By Gillian Bagwell (Guest Contributor)
Discovering Past Deposits
As I began to write my forthcoming novel Venus in Winter, I found an article about the practices common in the sixteenth and seventeenth centuries of placing a shoe within a wall or of concealing other collections of items as “witch deposits” that intended to deflect malevolent spirits or witches’ curses. Witch deposits might include “lucky” items such as family heirlooms or objects associated with someone considered spiritually powerful. Another purpose for witch deposits may have been the desire of the householders to leave their mark after they were dead and gone.
Soon I stumbled across another article, this one about the discovery of a child’s leather boot from the early years of the nineteenth century in a chimney in a house in Bedforshire, which was believed to have contained a witch deposit. And then I read about a seventeenth-century witch bottle found buried in Greenwich— a clay bottle, still sealed, which imaging technology revealed to contain human hair and fingernails, pins and nails, and the residue from urine.
Material Becomes Inspiration

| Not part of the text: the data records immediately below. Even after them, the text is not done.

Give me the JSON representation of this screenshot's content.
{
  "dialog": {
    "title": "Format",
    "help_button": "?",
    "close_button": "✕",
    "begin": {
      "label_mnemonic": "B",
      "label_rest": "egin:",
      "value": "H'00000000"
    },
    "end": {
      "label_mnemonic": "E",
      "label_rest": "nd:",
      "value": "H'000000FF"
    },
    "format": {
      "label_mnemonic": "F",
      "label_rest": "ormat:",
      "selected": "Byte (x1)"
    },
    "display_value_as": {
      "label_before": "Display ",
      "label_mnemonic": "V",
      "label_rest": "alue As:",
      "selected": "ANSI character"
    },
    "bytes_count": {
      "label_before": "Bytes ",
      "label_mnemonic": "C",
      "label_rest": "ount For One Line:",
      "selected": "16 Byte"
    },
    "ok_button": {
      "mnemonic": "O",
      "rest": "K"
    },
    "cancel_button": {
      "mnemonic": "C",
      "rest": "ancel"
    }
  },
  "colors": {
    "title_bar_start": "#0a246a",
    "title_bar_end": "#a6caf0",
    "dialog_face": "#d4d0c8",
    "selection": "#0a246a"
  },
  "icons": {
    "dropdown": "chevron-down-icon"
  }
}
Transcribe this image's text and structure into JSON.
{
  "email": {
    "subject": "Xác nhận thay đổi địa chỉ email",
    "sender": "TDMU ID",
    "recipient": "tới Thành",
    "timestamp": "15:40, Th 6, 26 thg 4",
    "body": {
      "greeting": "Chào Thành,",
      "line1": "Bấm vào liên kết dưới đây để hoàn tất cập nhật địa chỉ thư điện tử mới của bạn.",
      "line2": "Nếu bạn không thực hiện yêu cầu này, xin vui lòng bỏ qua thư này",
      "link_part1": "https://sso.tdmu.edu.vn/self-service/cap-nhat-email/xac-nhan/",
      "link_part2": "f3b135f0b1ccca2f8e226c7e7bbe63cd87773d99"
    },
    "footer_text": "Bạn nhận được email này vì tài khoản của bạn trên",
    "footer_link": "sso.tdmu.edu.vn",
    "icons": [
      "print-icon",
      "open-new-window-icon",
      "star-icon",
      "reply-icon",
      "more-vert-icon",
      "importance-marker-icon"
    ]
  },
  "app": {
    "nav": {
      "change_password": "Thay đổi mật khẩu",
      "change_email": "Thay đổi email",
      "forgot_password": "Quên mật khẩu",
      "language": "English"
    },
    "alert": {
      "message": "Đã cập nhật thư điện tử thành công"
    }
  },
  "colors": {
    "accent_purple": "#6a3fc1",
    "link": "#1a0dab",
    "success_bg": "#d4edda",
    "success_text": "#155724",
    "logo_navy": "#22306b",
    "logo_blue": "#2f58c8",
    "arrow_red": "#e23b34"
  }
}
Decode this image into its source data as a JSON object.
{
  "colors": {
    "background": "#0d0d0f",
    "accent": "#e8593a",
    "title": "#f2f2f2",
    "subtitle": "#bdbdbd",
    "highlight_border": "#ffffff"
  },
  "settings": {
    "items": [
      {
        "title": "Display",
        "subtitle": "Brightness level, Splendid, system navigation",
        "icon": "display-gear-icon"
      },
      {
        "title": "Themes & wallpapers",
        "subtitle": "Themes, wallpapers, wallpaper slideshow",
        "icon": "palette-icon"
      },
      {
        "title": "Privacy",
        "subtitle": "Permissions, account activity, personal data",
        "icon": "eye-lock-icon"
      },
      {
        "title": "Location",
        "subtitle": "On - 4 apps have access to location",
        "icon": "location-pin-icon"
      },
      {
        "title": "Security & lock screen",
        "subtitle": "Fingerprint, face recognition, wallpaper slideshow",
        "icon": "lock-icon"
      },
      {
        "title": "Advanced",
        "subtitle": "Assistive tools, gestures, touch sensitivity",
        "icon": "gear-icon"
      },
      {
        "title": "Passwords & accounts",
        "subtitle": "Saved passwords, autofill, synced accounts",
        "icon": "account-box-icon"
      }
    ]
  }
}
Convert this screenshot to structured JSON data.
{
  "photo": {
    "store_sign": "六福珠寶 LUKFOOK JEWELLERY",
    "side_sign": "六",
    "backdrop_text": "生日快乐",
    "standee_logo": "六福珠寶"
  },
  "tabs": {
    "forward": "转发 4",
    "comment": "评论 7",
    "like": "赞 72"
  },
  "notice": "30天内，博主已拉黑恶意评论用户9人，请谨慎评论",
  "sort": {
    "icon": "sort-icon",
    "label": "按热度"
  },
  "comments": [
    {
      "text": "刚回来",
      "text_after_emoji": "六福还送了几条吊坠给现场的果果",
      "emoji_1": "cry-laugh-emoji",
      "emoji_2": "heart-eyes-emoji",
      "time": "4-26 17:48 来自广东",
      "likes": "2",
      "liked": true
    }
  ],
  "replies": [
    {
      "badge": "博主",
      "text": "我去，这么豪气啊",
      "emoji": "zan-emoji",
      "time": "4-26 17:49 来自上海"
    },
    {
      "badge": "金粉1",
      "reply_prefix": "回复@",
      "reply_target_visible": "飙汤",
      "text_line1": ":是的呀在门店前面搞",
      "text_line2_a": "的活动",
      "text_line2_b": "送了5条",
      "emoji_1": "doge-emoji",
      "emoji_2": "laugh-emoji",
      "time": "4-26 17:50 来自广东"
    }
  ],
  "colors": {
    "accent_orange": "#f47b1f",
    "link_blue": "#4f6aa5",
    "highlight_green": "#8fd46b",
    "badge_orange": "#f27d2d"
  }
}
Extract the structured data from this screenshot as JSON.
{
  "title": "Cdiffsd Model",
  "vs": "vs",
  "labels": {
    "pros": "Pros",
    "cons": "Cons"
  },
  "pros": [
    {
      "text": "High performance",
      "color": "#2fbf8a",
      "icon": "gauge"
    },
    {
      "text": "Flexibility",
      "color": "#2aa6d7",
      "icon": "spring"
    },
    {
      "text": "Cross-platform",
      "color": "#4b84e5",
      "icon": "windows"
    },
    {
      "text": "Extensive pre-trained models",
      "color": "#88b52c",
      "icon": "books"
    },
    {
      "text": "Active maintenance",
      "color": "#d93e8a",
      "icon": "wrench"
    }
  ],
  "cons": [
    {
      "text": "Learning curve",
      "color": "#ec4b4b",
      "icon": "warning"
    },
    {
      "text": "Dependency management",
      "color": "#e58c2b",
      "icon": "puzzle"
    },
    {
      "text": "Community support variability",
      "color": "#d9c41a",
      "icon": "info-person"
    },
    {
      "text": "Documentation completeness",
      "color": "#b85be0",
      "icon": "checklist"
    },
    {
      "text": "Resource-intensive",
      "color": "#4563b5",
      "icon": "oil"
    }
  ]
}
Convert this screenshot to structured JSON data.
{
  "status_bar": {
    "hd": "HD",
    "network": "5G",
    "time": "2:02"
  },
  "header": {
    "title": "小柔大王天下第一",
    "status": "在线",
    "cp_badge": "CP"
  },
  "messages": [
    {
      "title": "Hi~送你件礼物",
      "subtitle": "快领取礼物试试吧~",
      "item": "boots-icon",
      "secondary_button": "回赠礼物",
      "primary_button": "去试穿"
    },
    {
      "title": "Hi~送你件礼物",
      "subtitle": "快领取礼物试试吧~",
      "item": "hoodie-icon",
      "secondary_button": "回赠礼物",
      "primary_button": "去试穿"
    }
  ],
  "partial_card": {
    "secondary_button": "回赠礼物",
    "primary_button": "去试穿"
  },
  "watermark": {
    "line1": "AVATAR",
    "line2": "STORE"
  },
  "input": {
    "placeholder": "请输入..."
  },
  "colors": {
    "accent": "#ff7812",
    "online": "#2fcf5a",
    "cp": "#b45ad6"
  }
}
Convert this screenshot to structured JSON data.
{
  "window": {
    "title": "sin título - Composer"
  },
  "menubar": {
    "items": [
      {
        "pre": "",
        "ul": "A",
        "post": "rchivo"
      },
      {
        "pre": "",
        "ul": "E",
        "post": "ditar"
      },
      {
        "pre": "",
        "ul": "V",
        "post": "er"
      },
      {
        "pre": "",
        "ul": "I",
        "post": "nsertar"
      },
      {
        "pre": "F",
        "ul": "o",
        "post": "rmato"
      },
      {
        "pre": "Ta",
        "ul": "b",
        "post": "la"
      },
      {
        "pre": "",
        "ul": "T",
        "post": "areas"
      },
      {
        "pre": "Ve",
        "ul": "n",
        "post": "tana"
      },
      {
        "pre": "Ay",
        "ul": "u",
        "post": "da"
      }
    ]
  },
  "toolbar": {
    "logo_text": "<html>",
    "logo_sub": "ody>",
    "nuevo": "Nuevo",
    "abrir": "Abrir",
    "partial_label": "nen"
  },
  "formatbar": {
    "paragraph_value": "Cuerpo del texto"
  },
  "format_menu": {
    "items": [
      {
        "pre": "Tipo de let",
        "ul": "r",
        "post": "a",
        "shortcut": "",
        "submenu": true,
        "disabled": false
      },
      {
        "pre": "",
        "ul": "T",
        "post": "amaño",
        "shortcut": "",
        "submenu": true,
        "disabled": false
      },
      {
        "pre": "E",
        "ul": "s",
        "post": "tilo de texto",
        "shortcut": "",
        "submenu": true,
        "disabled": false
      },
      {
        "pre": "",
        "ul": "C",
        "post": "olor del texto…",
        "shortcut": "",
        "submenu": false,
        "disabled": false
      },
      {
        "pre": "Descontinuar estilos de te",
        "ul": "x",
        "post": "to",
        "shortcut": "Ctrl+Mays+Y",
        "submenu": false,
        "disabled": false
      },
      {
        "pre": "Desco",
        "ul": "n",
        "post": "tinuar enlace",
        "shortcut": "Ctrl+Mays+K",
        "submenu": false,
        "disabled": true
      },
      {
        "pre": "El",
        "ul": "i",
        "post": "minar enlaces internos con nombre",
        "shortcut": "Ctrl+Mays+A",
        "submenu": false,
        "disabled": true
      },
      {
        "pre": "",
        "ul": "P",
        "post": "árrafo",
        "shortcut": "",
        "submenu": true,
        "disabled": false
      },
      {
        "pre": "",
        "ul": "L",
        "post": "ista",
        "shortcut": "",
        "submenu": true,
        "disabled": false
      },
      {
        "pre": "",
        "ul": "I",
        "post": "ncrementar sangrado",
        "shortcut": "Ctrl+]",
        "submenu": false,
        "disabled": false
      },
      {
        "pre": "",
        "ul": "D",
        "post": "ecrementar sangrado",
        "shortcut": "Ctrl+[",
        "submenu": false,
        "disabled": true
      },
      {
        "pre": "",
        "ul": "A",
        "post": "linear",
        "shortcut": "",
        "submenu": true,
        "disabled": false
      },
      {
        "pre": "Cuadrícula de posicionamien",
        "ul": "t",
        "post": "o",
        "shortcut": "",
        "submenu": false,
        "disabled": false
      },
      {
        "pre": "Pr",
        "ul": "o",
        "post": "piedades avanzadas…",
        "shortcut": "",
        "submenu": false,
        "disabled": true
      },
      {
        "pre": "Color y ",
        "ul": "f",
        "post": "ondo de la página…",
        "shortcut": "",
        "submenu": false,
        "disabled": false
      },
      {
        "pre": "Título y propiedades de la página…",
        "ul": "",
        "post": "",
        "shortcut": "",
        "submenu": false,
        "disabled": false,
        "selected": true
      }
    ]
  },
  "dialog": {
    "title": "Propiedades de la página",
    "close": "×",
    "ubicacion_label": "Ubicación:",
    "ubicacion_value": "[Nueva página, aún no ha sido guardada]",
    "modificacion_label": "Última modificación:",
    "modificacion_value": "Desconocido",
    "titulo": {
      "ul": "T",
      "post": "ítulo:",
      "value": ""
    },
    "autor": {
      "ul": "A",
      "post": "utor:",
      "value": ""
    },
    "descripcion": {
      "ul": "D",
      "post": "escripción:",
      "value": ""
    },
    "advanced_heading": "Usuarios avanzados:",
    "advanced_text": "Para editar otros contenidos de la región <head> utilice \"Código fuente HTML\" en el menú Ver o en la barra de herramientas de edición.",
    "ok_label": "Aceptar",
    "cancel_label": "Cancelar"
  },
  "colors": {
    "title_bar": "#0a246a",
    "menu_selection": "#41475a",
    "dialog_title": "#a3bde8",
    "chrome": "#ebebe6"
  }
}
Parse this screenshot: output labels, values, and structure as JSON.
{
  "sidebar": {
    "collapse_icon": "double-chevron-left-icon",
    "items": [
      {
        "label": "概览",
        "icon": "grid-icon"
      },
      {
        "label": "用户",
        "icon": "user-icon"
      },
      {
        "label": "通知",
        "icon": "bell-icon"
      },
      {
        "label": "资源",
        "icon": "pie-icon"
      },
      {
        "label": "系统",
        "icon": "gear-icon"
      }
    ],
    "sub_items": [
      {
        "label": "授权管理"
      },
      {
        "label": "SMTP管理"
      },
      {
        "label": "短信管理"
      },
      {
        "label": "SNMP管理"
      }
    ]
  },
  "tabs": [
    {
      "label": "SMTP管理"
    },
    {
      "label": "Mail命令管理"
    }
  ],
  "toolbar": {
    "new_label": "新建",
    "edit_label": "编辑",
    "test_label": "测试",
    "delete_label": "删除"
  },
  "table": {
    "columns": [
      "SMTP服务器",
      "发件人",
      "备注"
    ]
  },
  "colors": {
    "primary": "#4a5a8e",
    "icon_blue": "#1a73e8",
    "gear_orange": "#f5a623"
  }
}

The confluence of these ideas gave me exactly what I needed for my prologue. Bess summons her master builder to enclose within the walls of Hardwick Hall a collection of items with great meaning to her: one of splendid pair of shoes she receives as she prepares to leave home at the age of twelve, the first step on her long path to enormous wealth and power, and mementoes from husbands, children, and friends no longer alive as she thinks back on her life. When I learned that a child’s book had just been discovered within the walls of Hardwick Hall, I felt as if Bess was guiding me on the right track, and I included the book among the items in her witch deposit.
Gillian Bagwell’s novel Venus in Winter will be released on July 2. To find links to Gillian’s posts on other subjects related to the book, please follow her on Twitter, @GillianBagwell and on Facebook, https://www.facebook.com/gillianbagwell, or visit her website, http://www.gillianbagwell.com.